::: DATA RECORDS

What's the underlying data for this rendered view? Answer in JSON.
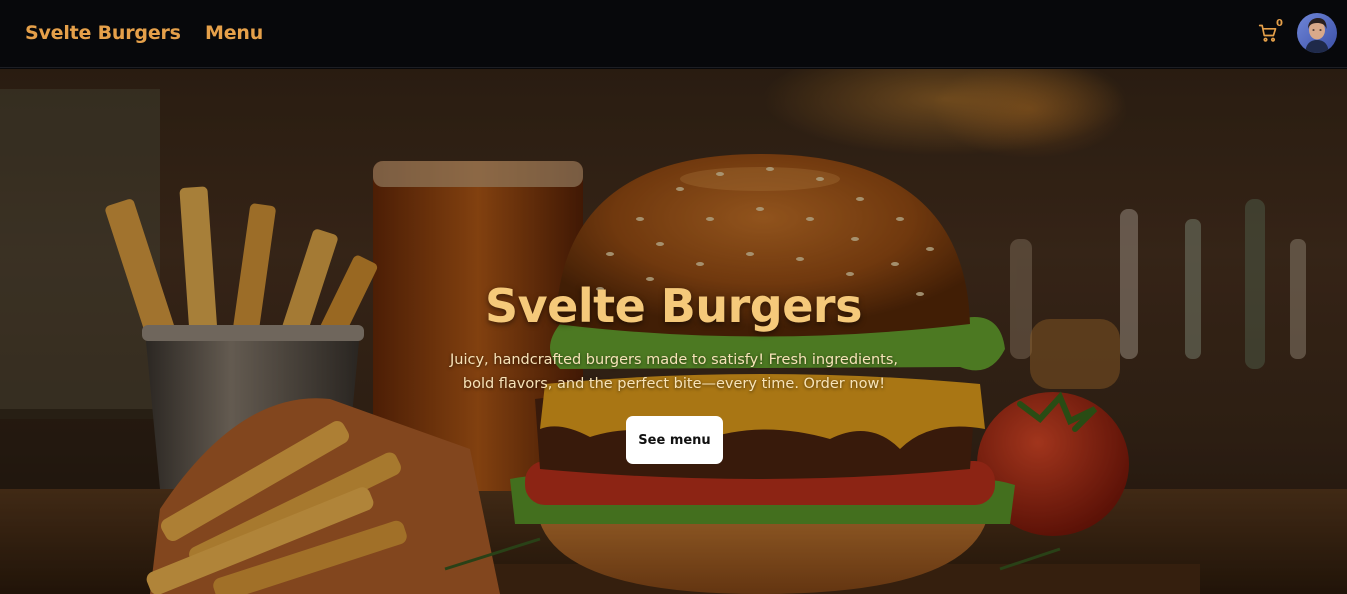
{
  "nav": {
    "brand": "Svelte Burgers",
    "links": [
      {
        "label": "Menu"
      }
    ],
    "cart": {
      "count": "0",
      "icon": "cart-icon"
    },
    "avatar": {
      "icon": "user-avatar"
    }
  },
  "hero": {
    "title": "Svelte Burgers",
    "description": "Juicy, handcrafted burgers made to satisfy! Fresh ingredients, bold flavors, and the perfect bite—every time. Order now!",
    "cta_label": "See menu"
  },
  "colors": {
    "accent": "#e5a04a",
    "nav_bg": "#07080b",
    "hero_title": "#f5c97a",
    "button_bg": "#ffffff"
  }
}
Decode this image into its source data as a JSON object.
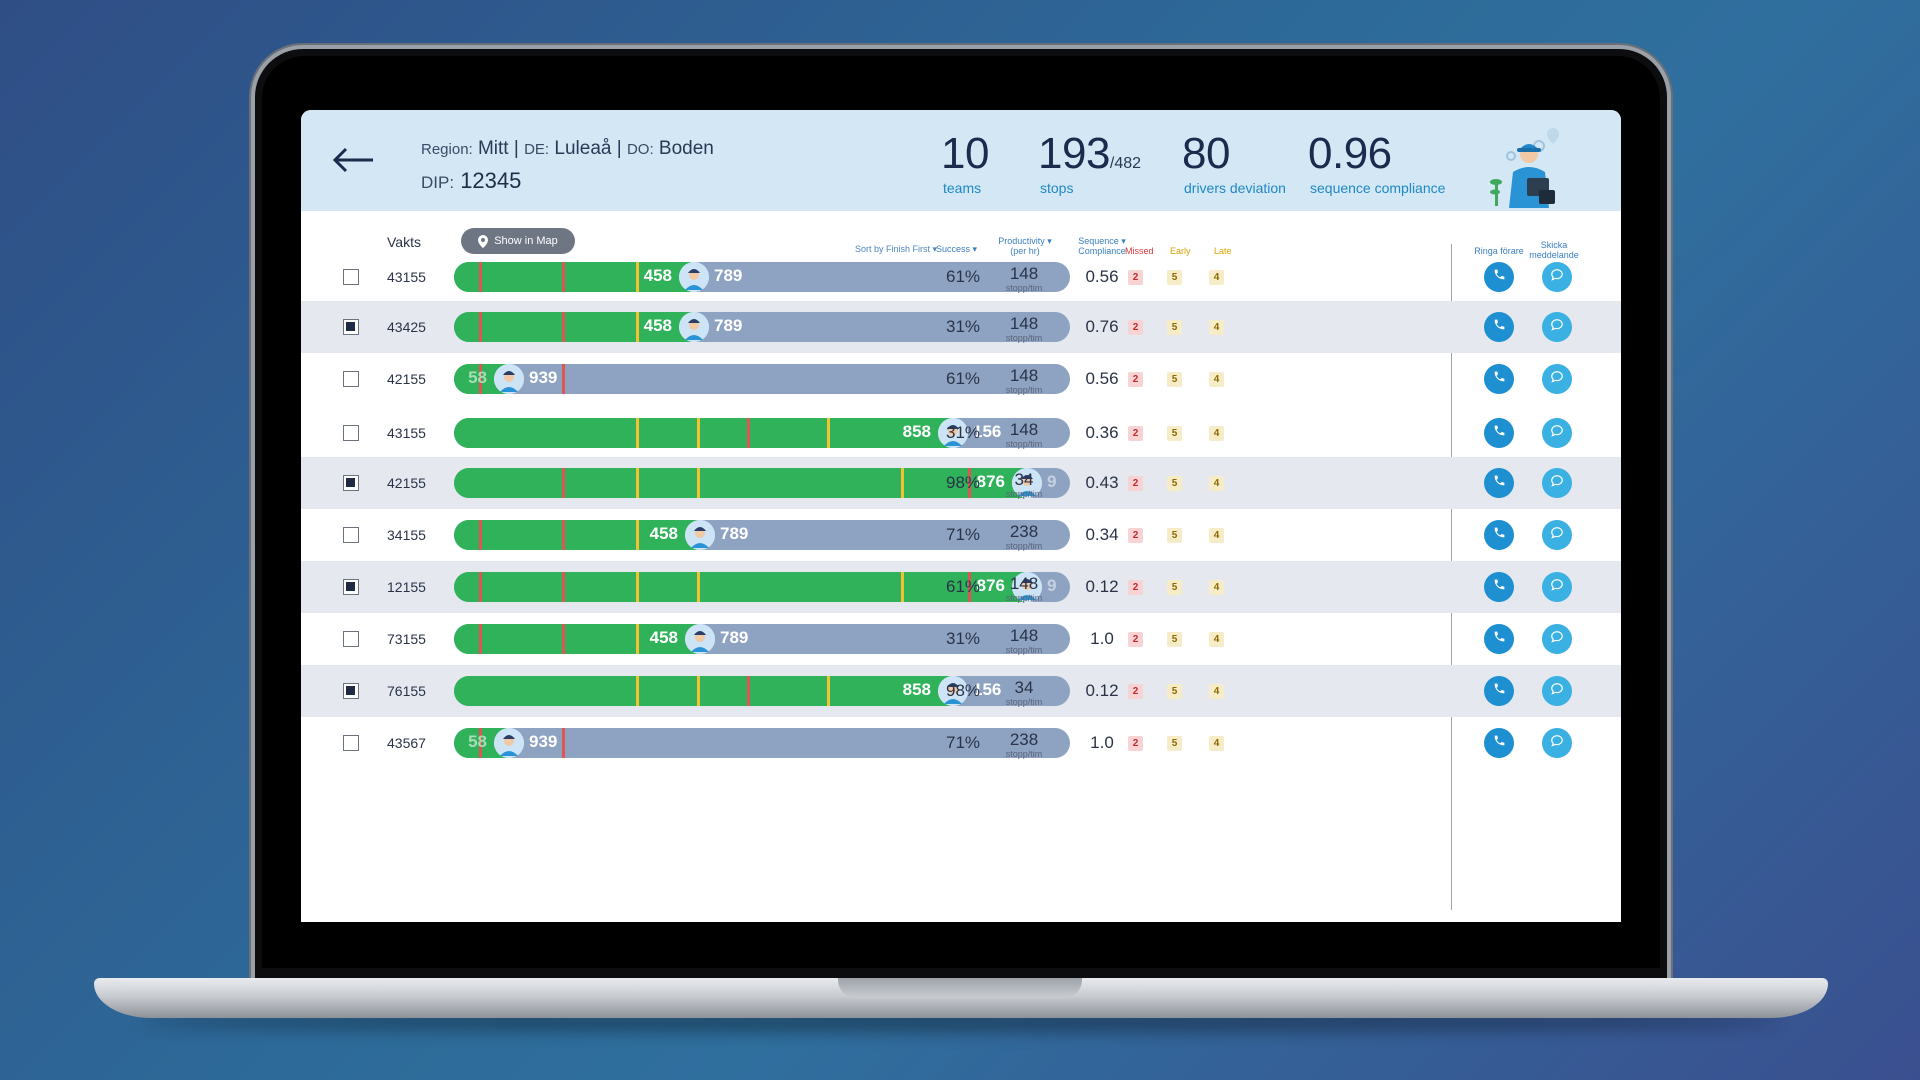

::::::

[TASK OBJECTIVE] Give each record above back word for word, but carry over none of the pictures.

[OUTPUT BELOW]
What's the underlying data for this rendered view? Answer in JSON.
{
  "nav": {
    "brand": "Svelte Burgers",
    "links": [
      {
        "label": "Menu"
      }
    ],
    "cart": {
      "count": "0",
      "icon": "cart-icon"
    },
    "avatar": {
      "icon": "user-avatar"
    }
  },
  "hero": {
    "title": "Svelte Burgers",
    "description": "Juicy, handcrafted burgers made to satisfy! Fresh ingredients, bold flavors, and the perfect bite—every time. Order now!",
    "cta_label": "See menu"
  },
  "colors": {
    "accent": "#e5a04a",
    "nav_bg": "#07080b",
    "hero_title": "#f5c97a",
    "button_bg": "#ffffff"
  }
}
Decode this image into its source data as a JSON object.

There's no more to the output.